Here the job is to retype the data word for word while leaving the pictures aside.

### [Data excerpts]
========================================================================

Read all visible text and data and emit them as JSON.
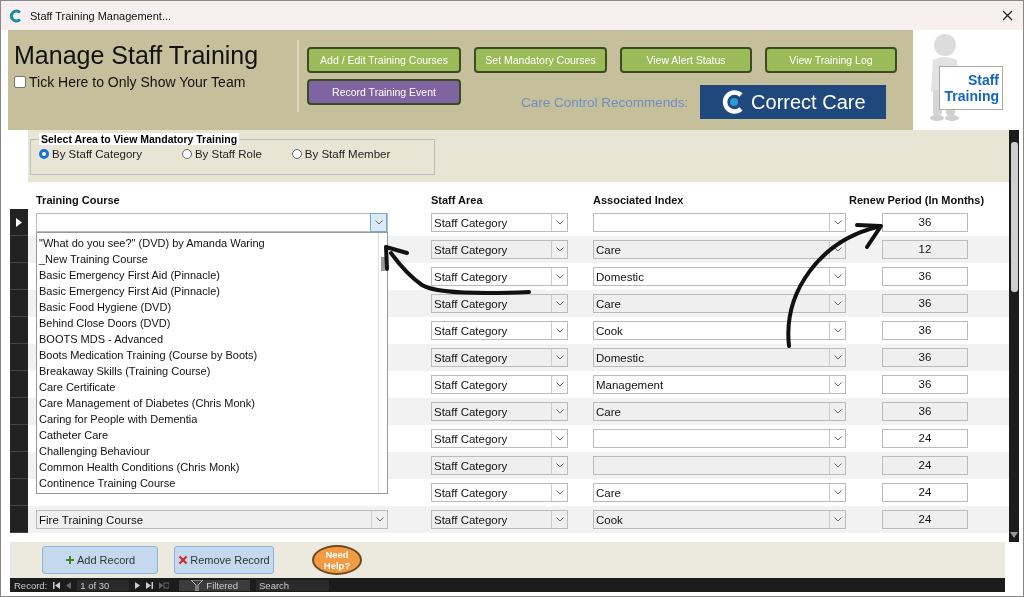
{
  "window": {
    "title": "Staff Training Management..."
  },
  "header": {
    "title": "Manage Staff Training",
    "team_filter": {
      "label": "Tick Here to Only Show Your Team",
      "checked": false
    },
    "buttons": [
      {
        "label": "Add / Edit Training Courses",
        "kind": "green"
      },
      {
        "label": "Set Mandatory Courses",
        "kind": "green"
      },
      {
        "label": "View Alert Status",
        "kind": "green"
      },
      {
        "label": "View Training Log",
        "kind": "green"
      },
      {
        "label": "Record Training Event",
        "kind": "purple"
      }
    ],
    "recommends": "Care Control Recommends:",
    "logo_text": "Correct Care",
    "sign_lines": [
      "Staff",
      "Training"
    ]
  },
  "area_filter": {
    "title": "Select Area to View Mandatory Training",
    "options": [
      {
        "label": "By Staff Category",
        "selected": true
      },
      {
        "label": "By Staff Role",
        "selected": false
      },
      {
        "label": "By Staff Member",
        "selected": false
      }
    ]
  },
  "columns": [
    "Training Course",
    "Staff Area",
    "Associated Index",
    "Renew Period (In Months)"
  ],
  "rows": [
    {
      "current": true,
      "staff_area": "Staff Category",
      "renew": "36"
    },
    {
      "current": false,
      "staff_area": "Staff Category",
      "index": "Care",
      "renew": "12"
    },
    {
      "current": false,
      "staff_area": "Staff Category",
      "index": "Domestic",
      "renew": "36"
    },
    {
      "current": false,
      "staff_area": "Staff Category",
      "index": "Care",
      "renew": "36"
    },
    {
      "current": false,
      "staff_area": "Staff Category",
      "index": "Cook",
      "renew": "36"
    },
    {
      "current": false,
      "staff_area": "Staff Category",
      "index": "Domestic",
      "renew": "36"
    },
    {
      "current": false,
      "staff_area": "Staff Category",
      "index": "Management",
      "renew": "36"
    },
    {
      "current": false,
      "staff_area": "Staff Category",
      "index": "Care",
      "renew": "36"
    },
    {
      "current": false,
      "staff_area": "Staff Category",
      "renew": "24"
    },
    {
      "current": false,
      "staff_area": "Staff Category",
      "renew": "24"
    },
    {
      "current": false,
      "staff_area": "Staff Category",
      "index": "Care",
      "renew": "24"
    },
    {
      "current": false,
      "course": "Fire Training Course",
      "staff_area": "Staff Category",
      "index": "Cook",
      "renew": "24"
    }
  ],
  "course_dropdown": {
    "items": [
      "\"What do you see?\" (DVD) by Amanda Waring",
      "_New Training Course",
      "Basic Emergency First Aid (Pinnacle)",
      "Basic Emergency First Aid (Pinnacle)",
      "Basic Food Hygiene (DVD)",
      "Behind Close Doors (DVD)",
      "BOOTS MDS - Advanced",
      "Boots Medication Training (Course by Boots)",
      "Breakaway Skills (Training Course)",
      "Care Certificate",
      "Care Management of Diabetes (Chris Monk)",
      "Caring for People with Dementia",
      "Catheter Care",
      "Challenging Behaviour",
      "Common Health Conditions (Chris Monk)",
      "Continence Training Course"
    ]
  },
  "footer": {
    "buttons": [
      {
        "label": "Add Record",
        "kind": "add"
      },
      {
        "label": "Remove Record",
        "kind": "remove"
      }
    ],
    "help": "Need Help?"
  },
  "navigation": {
    "label": "Record:",
    "position": "1 of 30",
    "filter": "Filtered",
    "search": "Search"
  }
}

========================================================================

### [Answer space]
Read all visible text and data and emit them as JSON.
{
  "window": {
    "title": "Staff Training Management..."
  },
  "header": {
    "title": "Manage Staff Training",
    "team_filter": {
      "label": "Tick Here to Only Show Your Team",
      "checked": false
    },
    "buttons": [
      {
        "label": "Add / Edit Training Courses",
        "kind": "green"
      },
      {
        "label": "Set Mandatory Courses",
        "kind": "green"
      },
      {
        "label": "View Alert Status",
        "kind": "green"
      },
      {
        "label": "View Training Log",
        "kind": "green"
      },
      {
        "label": "Record Training Event",
        "kind": "purple"
      }
    ],
    "recommends": "Care Control Recommends:",
    "logo_text": "Correct Care",
    "sign_lines": [
      "Staff",
      "Training"
    ]
  },
  "area_filter": {
    "title": "Select Area to View Mandatory Training",
    "options": [
      {
        "label": "By Staff Category",
        "selected": true
      },
      {
        "label": "By Staff Role",
        "selected": false
      },
      {
        "label": "By Staff Member",
        "selected": false
      }
    ]
  },
  "columns": [
    "Training Course",
    "Staff Area",
    "Associated Index",
    "Renew Period (In Months)"
  ],
  "rows": [
    {
      "current": true,
      "staff_area": "Staff Category",
      "renew": "36"
    },
    {
      "current": false,
      "staff_area": "Staff Category",
      "index": "Care",
      "renew": "12"
    },
    {
      "current": false,
      "staff_area": "Staff Category",
      "index": "Domestic",
      "renew": "36"
    },
    {
      "current": false,
      "staff_area": "Staff Category",
      "index": "Care",
      "renew": "36"
    },
    {
      "current": false,
      "staff_area": "Staff Category",
      "index": "Cook",
      "renew": "36"
    },
    {
      "current": false,
      "staff_area": "Staff Category",
      "index": "Domestic",
      "renew": "36"
    },
    {
      "current": false,
      "staff_area": "Staff Category",
      "index": "Management",
      "renew": "36"
    },
    {
      "current": false,
      "staff_area": "Staff Category",
      "index": "Care",
      "renew": "36"
    },
    {
      "current": false,
      "staff_area": "Staff Category",
      "renew": "24"
    },
    {
      "current": false,
      "staff_area": "Staff Category",
      "renew": "24"
    },
    {
      "current": false,
      "staff_area": "Staff Category",
      "index": "Care",
      "renew": "24"
    },
    {
      "current": false,
      "course": "Fire Training Course",
      "staff_area": "Staff Category",
      "index": "Cook",
      "renew": "24"
    }
  ],
  "course_dropdown": {
    "items": [
      "\"What do you see?\" (DVD) by Amanda Waring",
      "_New Training Course",
      "Basic Emergency First Aid (Pinnacle)",
      "Basic Emergency First Aid (Pinnacle)",
      "Basic Food Hygiene (DVD)",
      "Behind Close Doors (DVD)",
      "BOOTS MDS - Advanced",
      "Boots Medication Training (Course by Boots)",
      "Breakaway Skills (Training Course)",
      "Care Certificate",
      "Care Management of Diabetes (Chris Monk)",
      "Caring for People with Dementia",
      "Catheter Care",
      "Challenging Behaviour",
      "Common Health Conditions (Chris Monk)",
      "Continence Training Course"
    ]
  },
  "footer": {
    "buttons": [
      {
        "label": "Add Record",
        "kind": "add"
      },
      {
        "label": "Remove Record",
        "kind": "remove"
      }
    ],
    "help": "Need Help?"
  },
  "navigation": {
    "label": "Record:",
    "position": "1 of 30",
    "filter": "Filtered",
    "search": "Search"
  }
}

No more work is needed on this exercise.